● Problem requirements
Only the count should appear in your answer: how many lines of the data below contain the word "heading"?

Given data below:

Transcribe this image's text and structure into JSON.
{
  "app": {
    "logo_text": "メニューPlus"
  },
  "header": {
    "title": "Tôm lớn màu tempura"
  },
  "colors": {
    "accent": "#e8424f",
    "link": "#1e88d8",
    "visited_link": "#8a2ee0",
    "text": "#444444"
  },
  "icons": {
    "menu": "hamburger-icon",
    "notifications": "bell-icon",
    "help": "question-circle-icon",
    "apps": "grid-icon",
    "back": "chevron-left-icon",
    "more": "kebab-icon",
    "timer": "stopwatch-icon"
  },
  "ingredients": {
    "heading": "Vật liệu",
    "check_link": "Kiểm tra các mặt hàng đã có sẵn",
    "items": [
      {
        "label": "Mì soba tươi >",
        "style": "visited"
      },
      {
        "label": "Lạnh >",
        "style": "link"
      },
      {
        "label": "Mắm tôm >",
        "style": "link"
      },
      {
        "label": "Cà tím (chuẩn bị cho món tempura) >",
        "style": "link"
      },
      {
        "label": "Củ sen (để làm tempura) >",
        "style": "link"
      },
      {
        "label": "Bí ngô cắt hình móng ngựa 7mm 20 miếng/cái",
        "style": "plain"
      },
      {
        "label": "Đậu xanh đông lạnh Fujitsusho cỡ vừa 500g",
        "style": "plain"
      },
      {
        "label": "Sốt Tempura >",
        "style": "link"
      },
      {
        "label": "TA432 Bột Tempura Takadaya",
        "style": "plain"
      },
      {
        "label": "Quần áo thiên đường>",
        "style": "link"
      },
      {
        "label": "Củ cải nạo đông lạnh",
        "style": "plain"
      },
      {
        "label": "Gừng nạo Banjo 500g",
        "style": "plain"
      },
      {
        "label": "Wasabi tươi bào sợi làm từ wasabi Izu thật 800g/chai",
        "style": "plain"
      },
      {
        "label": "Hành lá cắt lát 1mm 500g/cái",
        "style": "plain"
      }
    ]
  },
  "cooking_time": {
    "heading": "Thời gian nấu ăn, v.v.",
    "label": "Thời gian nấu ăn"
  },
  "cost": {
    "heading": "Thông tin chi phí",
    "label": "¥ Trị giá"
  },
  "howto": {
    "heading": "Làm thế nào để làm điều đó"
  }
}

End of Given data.

● Solved problem
4